I had a chance to get out in the garden last weekend, and a fine time to garden it was too. Saturday and Sunday morning were comparatively warm and sunny, and rain was forecast for Sunday afternoon and evening.
A perfect time to mulch.
I started by planting out a few more seedlings to add to the silver beet, lettuces and broccoli I’d planted about a month ago and the celery I started in summer. The silver beet and lettuce’s growth rates have been excellent, the broccoli’s slowed considerably by chook attack (those birds are really starting to annoy me….. Who knew they liked broccoli leaves even more than silver beet?)
Once the seedlings were in and the sun had warmed the ground a little I started spreading mulch.
I mulch in winter for 3 reasons:
- To add organic matter to the soil. Broken down mulch can improve soil structure and as a mine tends towards clay I find the texture mulch gives it really beneficial.
- To retain warmth. This can be a little fraught as if you mulch at the wrong time in winter you can end up retaining cold rather than warmth. As a result I try and mulch on a nice warm sunny day preferably after a comparatively mild night. Night time temperatures often significantly impact on soil temperature and so this can be more important than day time temperatures. I probably should have mulched a month or so ago but at least I managed to get round to it in Autumn (albeit on it’s last day).

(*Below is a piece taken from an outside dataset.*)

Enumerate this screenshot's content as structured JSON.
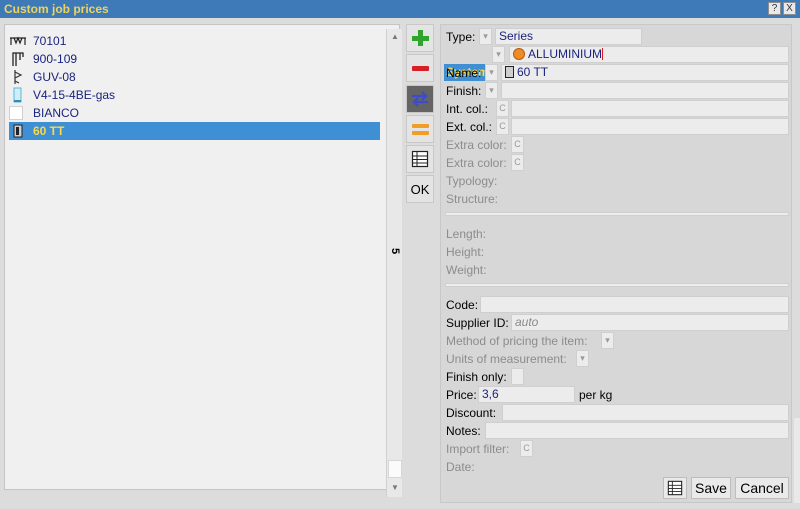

- To retain moisture. In theory we get most of our rain in winter in Melbourne. In practice it is often dry and the shorter daylight hours mean that I frequently leave for work in the dark and arrive home in the dark leaving little time for comfortable watering.
This time I used sugar cane mulch. As much as I like pea straw, and the little volunteer plants it produces, I find sugar cane mulch easier to spread. As a result I use it quite a bit particularly when I am mulching around seedlings which can get swamped in the never ending strands of pea straw.
Rain did arrive on Sunday afternoon bedding my mulch down nicely, now I just hope the various birds that inhabit may garden leave it alone.